- _AIM OF THE EXERCISE_
Take each line of the data that contains the string "system" and copy it.

- _RECORDED DATA_

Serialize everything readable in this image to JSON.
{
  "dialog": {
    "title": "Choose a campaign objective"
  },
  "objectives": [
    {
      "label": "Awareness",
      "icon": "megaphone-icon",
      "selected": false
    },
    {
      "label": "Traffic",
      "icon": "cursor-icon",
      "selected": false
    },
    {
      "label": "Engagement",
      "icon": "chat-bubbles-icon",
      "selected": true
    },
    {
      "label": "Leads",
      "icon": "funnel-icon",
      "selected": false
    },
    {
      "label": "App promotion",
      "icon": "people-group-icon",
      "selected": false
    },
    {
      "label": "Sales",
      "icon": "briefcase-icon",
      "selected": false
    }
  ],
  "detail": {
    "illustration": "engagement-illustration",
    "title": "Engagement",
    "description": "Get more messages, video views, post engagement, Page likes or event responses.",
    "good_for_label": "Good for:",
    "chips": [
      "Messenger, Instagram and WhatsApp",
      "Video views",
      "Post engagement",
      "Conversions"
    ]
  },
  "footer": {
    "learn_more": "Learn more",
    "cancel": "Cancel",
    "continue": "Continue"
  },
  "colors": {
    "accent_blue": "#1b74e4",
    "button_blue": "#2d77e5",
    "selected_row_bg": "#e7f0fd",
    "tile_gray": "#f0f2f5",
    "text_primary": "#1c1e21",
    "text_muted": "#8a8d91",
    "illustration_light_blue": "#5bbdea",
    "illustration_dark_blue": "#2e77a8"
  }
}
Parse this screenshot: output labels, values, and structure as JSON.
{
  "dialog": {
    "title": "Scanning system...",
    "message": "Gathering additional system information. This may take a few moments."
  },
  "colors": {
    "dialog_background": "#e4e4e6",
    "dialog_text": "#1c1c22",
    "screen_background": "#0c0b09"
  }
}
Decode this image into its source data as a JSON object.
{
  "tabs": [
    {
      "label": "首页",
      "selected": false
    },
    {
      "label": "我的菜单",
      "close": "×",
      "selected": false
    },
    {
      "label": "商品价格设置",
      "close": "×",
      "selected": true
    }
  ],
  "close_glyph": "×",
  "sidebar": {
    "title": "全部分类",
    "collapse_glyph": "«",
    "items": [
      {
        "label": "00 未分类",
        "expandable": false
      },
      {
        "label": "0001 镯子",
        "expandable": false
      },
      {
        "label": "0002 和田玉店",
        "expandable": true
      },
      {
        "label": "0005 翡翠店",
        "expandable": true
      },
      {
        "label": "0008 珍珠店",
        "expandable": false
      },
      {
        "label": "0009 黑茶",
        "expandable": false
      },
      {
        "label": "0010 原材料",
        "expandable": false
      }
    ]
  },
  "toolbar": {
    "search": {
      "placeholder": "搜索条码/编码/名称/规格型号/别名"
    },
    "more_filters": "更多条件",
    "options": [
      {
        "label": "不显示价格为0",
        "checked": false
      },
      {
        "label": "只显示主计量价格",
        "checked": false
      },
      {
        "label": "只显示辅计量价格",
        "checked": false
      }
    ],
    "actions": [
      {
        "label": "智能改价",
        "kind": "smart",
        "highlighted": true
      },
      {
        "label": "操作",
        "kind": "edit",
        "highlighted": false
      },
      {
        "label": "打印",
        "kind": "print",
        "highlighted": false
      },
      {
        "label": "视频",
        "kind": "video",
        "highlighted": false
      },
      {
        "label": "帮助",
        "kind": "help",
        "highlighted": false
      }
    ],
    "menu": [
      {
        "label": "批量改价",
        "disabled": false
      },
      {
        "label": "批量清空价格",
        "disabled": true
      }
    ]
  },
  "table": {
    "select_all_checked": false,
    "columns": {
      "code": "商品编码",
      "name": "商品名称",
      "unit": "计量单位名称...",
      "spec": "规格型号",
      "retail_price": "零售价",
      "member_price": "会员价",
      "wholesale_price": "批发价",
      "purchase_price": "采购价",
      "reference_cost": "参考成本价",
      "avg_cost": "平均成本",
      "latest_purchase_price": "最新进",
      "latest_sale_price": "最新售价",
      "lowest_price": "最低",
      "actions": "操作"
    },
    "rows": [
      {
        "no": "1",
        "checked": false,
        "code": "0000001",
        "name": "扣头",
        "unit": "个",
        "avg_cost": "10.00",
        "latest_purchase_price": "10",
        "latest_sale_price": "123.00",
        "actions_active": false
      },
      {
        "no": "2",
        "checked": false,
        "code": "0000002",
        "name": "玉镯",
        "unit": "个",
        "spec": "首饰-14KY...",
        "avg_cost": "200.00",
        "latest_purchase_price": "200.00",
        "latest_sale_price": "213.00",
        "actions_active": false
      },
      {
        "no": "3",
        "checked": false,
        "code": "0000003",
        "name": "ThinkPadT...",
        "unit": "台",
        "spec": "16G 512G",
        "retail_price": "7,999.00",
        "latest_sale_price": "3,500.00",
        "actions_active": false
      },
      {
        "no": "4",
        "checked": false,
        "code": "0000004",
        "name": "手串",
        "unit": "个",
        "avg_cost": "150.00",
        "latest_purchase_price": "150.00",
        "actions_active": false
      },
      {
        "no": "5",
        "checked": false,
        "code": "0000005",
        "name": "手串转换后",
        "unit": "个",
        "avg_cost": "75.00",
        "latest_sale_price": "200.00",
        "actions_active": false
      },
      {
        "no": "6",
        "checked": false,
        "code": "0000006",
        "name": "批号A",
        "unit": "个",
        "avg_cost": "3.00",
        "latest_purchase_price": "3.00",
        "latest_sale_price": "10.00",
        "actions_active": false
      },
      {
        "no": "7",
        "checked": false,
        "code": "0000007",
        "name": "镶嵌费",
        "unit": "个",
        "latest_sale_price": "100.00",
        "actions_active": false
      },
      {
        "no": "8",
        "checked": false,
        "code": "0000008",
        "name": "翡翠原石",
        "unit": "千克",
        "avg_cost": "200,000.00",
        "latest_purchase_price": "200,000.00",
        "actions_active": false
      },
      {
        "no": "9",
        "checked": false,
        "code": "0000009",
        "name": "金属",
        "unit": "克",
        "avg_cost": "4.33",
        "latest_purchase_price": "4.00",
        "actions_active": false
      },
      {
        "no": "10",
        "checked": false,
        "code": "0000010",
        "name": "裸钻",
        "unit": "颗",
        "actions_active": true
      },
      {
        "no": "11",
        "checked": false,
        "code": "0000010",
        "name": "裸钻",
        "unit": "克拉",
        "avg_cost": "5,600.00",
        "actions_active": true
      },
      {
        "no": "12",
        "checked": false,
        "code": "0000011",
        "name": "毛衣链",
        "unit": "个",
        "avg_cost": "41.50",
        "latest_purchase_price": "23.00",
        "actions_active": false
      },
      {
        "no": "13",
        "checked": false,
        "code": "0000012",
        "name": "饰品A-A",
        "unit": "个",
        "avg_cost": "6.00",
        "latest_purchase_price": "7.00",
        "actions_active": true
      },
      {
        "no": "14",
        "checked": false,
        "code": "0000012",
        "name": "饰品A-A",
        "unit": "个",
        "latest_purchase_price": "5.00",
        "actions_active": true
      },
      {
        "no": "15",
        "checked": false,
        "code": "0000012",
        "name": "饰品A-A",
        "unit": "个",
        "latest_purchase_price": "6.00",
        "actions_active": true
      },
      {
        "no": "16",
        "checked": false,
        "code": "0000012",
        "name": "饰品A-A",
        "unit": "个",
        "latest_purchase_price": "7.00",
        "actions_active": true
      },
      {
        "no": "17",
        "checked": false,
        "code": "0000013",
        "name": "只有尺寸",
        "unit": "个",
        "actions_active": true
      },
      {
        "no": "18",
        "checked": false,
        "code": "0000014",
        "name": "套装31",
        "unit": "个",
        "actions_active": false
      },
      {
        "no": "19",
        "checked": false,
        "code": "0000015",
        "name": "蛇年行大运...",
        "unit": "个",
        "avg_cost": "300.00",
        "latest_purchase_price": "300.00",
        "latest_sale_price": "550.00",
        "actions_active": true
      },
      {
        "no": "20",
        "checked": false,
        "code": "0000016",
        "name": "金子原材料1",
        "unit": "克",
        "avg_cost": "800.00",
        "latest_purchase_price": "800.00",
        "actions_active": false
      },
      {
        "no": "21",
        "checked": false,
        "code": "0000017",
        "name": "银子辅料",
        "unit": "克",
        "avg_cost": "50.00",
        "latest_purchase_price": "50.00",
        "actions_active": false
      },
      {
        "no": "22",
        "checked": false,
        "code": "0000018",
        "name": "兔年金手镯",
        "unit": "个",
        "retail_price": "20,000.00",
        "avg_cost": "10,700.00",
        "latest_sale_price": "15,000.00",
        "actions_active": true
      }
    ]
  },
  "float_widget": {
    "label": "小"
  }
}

- _REPLY TO THE EXERCISE_
    "title": "Scanning system...",
    "message": "Gathering additional system information. This may take a few moments."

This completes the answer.